▸ **Working data**
------------

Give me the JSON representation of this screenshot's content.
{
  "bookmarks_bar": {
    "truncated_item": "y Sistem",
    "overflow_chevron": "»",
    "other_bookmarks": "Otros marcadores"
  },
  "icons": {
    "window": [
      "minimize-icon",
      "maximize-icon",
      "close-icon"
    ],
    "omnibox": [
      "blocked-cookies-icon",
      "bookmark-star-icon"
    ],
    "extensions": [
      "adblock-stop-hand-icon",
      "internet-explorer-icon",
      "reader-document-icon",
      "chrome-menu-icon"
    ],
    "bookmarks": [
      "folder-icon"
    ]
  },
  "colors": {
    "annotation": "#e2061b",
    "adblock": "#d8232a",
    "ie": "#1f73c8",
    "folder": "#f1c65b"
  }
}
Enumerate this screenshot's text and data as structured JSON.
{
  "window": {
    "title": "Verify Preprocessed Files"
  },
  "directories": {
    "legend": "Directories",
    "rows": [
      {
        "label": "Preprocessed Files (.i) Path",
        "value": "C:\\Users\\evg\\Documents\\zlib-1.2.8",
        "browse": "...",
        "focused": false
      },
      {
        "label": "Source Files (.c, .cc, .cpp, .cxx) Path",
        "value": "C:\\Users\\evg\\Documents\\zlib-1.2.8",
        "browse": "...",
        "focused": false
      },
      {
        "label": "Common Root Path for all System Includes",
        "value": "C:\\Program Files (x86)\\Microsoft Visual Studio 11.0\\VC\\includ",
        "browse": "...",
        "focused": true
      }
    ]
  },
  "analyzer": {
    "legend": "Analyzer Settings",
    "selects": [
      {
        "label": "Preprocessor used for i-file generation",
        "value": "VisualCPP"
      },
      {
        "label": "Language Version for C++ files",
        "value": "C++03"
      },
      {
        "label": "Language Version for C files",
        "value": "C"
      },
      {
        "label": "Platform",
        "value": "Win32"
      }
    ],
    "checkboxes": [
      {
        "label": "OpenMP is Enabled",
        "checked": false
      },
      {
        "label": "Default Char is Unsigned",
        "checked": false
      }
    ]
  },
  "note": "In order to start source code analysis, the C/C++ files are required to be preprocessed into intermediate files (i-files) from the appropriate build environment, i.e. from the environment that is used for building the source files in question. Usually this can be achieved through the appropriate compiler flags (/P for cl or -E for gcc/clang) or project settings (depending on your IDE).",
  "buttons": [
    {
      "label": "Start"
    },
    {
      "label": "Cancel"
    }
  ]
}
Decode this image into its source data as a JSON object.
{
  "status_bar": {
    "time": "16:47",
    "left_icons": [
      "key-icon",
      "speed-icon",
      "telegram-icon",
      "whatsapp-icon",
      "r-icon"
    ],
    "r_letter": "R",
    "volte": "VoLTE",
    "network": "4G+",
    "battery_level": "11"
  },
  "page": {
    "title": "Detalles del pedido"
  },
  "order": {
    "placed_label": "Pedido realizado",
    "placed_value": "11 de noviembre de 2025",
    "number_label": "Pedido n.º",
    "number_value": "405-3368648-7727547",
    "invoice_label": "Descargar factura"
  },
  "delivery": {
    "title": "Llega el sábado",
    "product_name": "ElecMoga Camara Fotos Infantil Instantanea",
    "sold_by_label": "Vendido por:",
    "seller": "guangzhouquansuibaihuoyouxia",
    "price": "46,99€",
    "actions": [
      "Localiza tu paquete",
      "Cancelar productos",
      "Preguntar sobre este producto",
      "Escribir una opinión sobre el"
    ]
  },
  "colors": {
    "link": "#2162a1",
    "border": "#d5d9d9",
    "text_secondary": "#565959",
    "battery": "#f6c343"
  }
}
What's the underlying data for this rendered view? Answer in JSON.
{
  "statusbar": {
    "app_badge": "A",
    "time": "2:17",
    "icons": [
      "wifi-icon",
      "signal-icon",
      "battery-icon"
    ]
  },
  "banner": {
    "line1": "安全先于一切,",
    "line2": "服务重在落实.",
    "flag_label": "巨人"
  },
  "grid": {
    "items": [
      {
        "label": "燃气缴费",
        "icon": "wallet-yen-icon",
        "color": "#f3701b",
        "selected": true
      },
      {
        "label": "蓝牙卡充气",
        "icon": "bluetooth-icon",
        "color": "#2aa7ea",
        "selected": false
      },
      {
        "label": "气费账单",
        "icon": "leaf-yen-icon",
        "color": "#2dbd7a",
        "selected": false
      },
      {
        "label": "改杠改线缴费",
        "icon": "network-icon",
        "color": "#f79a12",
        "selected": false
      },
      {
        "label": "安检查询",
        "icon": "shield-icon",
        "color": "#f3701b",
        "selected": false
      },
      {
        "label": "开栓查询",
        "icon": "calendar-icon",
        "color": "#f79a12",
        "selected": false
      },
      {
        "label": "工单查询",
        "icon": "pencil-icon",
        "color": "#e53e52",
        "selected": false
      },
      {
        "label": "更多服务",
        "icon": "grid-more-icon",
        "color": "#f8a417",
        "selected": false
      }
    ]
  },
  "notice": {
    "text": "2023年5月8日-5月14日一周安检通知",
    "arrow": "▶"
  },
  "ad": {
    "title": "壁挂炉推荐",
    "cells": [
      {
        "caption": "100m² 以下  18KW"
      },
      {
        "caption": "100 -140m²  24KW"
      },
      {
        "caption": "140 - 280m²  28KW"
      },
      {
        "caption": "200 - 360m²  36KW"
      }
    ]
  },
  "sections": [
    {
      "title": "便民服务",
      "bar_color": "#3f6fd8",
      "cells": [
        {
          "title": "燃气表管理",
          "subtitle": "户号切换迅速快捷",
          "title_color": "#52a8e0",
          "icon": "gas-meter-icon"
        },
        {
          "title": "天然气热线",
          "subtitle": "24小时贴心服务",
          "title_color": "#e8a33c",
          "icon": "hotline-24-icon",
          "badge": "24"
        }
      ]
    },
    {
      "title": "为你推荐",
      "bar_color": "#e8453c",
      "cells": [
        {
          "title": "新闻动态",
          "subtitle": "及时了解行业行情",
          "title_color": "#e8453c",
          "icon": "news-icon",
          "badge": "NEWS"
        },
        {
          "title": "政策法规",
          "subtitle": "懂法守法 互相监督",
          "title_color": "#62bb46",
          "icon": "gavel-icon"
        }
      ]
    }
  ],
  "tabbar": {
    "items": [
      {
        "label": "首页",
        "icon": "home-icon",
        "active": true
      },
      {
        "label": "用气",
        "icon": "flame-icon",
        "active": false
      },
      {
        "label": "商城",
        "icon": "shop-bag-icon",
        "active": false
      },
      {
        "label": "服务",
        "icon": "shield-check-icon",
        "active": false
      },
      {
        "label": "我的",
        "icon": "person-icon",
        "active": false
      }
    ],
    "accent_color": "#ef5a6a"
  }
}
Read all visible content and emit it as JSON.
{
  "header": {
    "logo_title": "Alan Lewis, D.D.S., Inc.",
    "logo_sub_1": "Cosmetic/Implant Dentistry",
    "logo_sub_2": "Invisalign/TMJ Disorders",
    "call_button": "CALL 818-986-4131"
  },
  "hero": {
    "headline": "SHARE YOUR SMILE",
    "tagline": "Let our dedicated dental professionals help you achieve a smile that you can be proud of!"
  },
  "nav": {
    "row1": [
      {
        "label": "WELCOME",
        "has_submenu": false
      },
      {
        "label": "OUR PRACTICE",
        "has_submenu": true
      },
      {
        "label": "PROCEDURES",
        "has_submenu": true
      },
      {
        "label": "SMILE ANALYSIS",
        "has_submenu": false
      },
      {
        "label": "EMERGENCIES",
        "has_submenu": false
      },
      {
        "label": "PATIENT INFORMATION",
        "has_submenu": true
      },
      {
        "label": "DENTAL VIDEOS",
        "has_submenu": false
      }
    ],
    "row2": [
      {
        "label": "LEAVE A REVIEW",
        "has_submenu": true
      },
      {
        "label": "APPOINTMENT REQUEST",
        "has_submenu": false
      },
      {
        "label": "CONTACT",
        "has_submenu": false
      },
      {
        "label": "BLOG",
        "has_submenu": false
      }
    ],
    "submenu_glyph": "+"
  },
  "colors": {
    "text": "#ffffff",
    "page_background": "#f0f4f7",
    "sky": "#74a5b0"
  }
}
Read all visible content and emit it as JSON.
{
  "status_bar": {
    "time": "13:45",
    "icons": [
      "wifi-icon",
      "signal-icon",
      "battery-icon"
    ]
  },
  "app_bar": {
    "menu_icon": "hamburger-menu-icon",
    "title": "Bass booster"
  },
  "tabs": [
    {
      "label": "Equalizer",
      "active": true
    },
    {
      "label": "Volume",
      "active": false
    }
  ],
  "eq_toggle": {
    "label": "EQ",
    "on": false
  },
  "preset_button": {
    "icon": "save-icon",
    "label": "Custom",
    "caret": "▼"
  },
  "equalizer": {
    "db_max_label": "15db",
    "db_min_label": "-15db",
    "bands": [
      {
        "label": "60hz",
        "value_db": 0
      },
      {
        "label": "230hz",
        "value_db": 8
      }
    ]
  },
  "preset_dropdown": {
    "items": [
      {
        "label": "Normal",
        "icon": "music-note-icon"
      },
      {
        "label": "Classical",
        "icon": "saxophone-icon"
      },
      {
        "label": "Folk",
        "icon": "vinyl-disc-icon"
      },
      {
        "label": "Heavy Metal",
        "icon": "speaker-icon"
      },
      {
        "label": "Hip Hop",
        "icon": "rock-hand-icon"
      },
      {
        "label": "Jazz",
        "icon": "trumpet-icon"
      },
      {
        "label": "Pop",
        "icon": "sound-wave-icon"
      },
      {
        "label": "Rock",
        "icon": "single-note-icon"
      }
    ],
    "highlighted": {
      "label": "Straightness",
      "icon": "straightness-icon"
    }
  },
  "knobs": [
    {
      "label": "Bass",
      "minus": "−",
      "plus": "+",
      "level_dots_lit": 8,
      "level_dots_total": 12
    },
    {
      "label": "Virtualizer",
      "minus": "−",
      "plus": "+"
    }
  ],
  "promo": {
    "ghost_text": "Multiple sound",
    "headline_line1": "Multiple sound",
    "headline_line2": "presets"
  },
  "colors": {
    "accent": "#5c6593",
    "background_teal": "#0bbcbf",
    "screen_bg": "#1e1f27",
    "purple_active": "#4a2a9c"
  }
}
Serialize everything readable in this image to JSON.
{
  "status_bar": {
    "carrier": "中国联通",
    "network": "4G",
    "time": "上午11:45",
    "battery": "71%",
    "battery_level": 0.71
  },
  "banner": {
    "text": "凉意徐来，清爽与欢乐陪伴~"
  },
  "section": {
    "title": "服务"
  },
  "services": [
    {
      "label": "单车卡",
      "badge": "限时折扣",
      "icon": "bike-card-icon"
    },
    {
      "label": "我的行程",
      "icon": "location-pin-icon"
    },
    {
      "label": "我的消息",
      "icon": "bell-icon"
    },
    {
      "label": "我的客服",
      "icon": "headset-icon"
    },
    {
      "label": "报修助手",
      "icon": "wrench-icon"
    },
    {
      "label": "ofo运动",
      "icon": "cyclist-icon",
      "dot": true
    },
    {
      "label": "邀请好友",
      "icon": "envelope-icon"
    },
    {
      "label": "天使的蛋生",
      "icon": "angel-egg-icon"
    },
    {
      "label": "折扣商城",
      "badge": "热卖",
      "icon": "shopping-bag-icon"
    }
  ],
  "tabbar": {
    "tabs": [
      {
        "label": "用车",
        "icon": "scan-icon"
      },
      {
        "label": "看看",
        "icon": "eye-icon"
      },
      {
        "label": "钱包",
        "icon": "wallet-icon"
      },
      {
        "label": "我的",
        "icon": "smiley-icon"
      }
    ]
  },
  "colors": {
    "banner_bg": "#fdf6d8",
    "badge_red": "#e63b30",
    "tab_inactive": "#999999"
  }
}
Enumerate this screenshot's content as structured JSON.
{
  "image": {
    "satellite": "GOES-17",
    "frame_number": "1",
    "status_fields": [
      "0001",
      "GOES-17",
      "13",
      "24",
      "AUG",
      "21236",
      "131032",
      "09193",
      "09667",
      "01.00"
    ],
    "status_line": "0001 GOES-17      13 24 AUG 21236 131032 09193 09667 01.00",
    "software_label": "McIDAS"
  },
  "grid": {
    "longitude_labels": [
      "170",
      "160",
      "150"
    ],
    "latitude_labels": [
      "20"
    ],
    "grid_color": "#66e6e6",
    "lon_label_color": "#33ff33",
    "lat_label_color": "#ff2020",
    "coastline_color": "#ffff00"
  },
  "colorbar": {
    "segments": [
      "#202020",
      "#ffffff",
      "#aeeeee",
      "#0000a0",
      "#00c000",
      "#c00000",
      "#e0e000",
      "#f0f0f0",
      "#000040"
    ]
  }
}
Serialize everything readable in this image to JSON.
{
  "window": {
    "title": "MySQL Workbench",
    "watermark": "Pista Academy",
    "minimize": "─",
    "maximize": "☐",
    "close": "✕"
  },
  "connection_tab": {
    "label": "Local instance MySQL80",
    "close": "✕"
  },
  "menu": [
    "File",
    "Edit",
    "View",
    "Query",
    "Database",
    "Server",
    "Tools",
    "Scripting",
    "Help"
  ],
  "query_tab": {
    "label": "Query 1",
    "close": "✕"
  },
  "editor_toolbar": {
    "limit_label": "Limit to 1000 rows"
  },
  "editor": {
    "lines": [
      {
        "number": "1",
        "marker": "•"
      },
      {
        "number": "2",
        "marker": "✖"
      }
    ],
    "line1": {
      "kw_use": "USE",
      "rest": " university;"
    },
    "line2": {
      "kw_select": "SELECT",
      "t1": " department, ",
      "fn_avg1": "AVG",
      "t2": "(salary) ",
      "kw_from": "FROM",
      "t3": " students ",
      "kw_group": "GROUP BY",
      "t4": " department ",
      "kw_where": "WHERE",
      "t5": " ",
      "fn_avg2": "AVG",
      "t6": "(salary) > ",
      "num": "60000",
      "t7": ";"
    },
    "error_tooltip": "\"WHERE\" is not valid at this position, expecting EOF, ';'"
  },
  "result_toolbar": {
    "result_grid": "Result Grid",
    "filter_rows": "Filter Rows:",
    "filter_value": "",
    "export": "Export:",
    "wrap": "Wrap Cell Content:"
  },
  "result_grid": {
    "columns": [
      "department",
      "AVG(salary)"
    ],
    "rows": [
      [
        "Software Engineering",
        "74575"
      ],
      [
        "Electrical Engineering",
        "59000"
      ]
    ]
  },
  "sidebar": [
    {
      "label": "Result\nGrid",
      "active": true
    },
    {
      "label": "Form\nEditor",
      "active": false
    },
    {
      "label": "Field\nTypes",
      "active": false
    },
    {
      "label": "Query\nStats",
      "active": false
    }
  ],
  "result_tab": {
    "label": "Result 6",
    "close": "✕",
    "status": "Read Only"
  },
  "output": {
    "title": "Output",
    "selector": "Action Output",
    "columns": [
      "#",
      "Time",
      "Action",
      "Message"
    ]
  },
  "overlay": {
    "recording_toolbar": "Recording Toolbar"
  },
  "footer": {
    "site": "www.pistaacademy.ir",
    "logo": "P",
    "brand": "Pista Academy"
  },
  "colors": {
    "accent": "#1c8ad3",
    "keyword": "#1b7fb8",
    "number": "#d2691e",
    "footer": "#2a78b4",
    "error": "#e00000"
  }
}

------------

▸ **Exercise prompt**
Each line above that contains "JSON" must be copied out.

▸ **Solution for this task**
Give me the JSON representation of this screenshot's content.
Enumerate this screenshot's text and data as structured JSON.
Decode this image into its source data as a JSON object.
What's the underlying data for this rendered view? Answer in JSON.
Read all visible content and emit it as JSON.
Read all visible content and emit it as JSON.
Serialize everything readable in this image to JSON.
Enumerate this screenshot's content as structured JSON.
Serialize everything readable in this image to JSON.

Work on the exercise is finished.